ANRPC lowers rubber production outlook on Thai ‘substantial revision’
7 Oct 2022
Association expects demand to increase at a rate of 2.3% to 14,786 million tonnes
Kuala Lumpur – The Association of Natural Rubber Producing Countries (ANRPC) has lowered the growth rate of natural rubber (NR) output for 2022, now expecting overall production to increase 2.0%, year-on-year to reach 14,376 million tonnes this year.
The figure compares to a 3% growth estimate to 14,550 million tonnes reported in July.
In its latest NR report, covering the months of August and September, the association linked the anticipated slower growth to “the substantial downward revision” of production volume in Thailand.
According to ANRPC figures, Thailand has now lowered its production forecast from 4,908 million tonnes to 4,799 million tonnes for the year.
The report did not provide a reason for the decline in Thai figures.
During August and September, ANRPC noted, the accumulated global production of NR recorded an increase of 71,000 tonnes year-on-year to 2.693 million tonnes.
Month-on-month, production improved from 1,251 million tonnes in July to 1,313 million tonnes in August and 1,380 million tonnes in September, the association added.
On the demand side, the association noted an 85,000-tonne increase in consumption to 2,456 million tonnes during the same reference period.
Furthermore, ANRPC expects total demand to increase at a rate of 2.3% to 14,786 million tonnes, considerably lower than a 3.7% growth estimate to 14,972 million tonnes reported in July.
In August, demand edged lower from 1,216 million tonnes in July to 1,189 million tonnes, said ANRPC.
The association linked the weaker figure mainly to a “lower-than-expected” demand from non-ANRPC members.
Despite a slight improvement in demand from China, India’s consumption rate fell during the month of August, as the country reported a 0.2 point lower PMI at 56.4.
“The global automotive outlook will be bearish as estimated by Moody due to the high cost of living,” said the ANRPC report.
Salary increases, it went on to say, cannot offset higher vehicle prices due to costlier production along the entire supply chain amid the interest rates hikes.
However, the association said the higher cost of living would not entirely stop the automotive industry, especially the domestic markets in China and India, which are two major NR consuming countries.

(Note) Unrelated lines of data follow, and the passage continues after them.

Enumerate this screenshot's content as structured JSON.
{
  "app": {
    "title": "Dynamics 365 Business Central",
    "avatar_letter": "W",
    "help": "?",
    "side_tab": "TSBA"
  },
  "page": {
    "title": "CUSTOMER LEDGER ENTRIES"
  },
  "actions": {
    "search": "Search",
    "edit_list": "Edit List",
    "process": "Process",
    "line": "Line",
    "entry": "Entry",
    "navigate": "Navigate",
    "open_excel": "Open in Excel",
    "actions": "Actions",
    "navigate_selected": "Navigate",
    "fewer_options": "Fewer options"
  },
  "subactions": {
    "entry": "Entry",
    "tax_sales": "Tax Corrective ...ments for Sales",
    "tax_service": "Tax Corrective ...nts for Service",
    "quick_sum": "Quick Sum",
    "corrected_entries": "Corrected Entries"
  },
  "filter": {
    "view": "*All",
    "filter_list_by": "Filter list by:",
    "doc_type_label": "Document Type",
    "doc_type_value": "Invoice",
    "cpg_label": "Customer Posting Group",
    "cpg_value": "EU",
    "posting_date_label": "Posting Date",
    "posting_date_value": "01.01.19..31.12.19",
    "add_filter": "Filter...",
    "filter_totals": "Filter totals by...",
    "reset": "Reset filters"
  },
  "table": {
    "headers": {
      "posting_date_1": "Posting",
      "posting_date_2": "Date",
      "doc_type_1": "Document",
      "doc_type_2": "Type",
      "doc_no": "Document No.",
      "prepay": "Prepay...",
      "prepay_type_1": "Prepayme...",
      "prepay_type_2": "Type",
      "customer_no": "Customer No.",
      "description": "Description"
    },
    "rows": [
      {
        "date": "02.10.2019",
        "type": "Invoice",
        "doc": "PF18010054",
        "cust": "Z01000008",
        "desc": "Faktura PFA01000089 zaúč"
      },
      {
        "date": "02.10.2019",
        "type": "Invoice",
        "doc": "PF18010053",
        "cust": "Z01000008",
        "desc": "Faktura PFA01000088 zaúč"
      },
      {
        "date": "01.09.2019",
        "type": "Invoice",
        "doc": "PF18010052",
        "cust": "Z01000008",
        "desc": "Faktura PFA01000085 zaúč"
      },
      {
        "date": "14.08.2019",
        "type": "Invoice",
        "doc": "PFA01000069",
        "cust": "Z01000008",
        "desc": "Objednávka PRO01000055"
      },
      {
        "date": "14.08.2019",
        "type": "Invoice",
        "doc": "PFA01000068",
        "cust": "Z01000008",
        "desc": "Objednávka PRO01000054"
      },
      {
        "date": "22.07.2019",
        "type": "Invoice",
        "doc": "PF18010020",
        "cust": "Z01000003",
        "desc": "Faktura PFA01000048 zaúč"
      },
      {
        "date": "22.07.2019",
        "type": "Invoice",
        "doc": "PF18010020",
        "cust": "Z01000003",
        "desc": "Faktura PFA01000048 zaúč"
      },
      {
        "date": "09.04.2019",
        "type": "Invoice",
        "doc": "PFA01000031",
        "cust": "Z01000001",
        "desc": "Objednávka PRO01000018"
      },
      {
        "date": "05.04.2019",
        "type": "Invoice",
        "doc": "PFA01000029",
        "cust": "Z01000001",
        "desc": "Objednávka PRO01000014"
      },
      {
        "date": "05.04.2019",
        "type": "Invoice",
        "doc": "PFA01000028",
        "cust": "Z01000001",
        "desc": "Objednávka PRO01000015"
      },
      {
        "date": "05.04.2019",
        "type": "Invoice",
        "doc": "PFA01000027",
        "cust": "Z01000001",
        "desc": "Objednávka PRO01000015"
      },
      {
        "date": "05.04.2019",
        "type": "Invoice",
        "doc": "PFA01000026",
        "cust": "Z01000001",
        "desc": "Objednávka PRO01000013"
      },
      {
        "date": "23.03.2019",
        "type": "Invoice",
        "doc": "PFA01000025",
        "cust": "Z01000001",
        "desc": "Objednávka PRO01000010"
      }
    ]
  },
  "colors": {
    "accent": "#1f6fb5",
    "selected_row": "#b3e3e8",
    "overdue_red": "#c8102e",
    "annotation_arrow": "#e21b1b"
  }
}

India’s automotive industry has outperformed the global outlook as predicted by Moody, reporting a 26.4% year-on-year increase in new car registration figures in August.
In addition, ANRPC said, the stimulus packages by government of China could help the recovery in rubber industry.